John Matsui, a biologist who is director of the Biological Scholars Program (BSP) at the University of California, Berkeley, told the conference, “I’m really concerned about the state of diversity efforts.” Ticking off a list of elements of his own program, including mentoring and providing special resources to those who are the first in their families to go to college, he said, “We’ve done the same list of things for years. I believe that we need a new paradigm.”
Noting that affirmative action programs have been around for nearly 40 years in more or less the same form, he likened continuing the traditional approaches to diversity to relying on outmoded entertainment technologies. “It’s like using an eight-track approach in the era of the iPod nano.”
Members of his own program, which has been in existence for 13 years, graduate from Berkeley with biology degrees at virtually the same rate as the majority-group students not in the program. They do so, moreover, with grade point averages not significantly different from the majority – despite coming to Berkeley with SAT scores typically 200 points below their majority counterparts, as well as lower high school averages.

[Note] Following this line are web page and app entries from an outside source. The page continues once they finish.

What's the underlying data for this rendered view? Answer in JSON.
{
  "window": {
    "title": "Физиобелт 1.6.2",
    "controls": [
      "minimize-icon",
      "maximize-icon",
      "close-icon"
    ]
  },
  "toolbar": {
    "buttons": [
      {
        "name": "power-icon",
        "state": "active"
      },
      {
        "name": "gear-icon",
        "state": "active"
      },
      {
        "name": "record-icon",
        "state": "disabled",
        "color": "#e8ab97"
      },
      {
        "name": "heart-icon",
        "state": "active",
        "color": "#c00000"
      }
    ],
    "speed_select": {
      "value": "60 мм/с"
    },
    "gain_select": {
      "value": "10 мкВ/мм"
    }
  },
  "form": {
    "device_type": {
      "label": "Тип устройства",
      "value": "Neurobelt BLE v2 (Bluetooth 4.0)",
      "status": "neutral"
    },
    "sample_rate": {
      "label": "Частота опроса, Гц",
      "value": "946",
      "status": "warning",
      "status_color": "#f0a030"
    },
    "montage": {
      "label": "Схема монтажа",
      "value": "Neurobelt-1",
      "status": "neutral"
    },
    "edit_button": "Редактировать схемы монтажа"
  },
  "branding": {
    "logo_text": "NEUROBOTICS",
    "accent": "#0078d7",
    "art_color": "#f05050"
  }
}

This leads Matsui to conclude that the BSP works as it is intended to, he said. But he added, “You might think this is false humility, but we don’t really know why.”
Matsui called for educational research to analyze the success and failure of students in diversity programs. “We must go beyond simply describing what we are doing to understanding what works, what does not, and for whom.”
In the “show me the numbers” culture of today, that lack of data isn’t going to be acceptable, Matsui suggested.
Harvard President Lawrence H. Summers, who gave the conference’s closing remarks, picked up the call for rigorous analysis and data-driven inquiry. He cited three rationales – “any one of which would suffice to generate a major effort” – for the pursuit of diversity in the sciences: simple fairness; the need to attract the ablest people in any field by diversifying the pool – what he called “fishing in as large a lake as possible”; and the fact that “better outcomes come from more diverse themes.”
He also pointed out a fourth rationale for diversity programs: that many of the things an institution does to promote diversity also promote good practice generally. In the case of recommendations made by two task forces convened this past spring to work on diversity issues at Harvard, he cited more systematic feedback and mentoring as probably useful for all junior faculty, not just minorities and women.
The symposium was inspired by a panel discussion at the October 2004 Howard Hughes Medical Institute (HHMI) Program Directors/Professors meeting in Washington, D.C. The Harvard session is to be followed in April by another at the University of Louisiana, Monroe, and a third next October at the University of Washington, Seattle. The point of the symposia is to disseminate information about successful diversity programs to “institutions that are primed for change,” as the conference organizers have put it.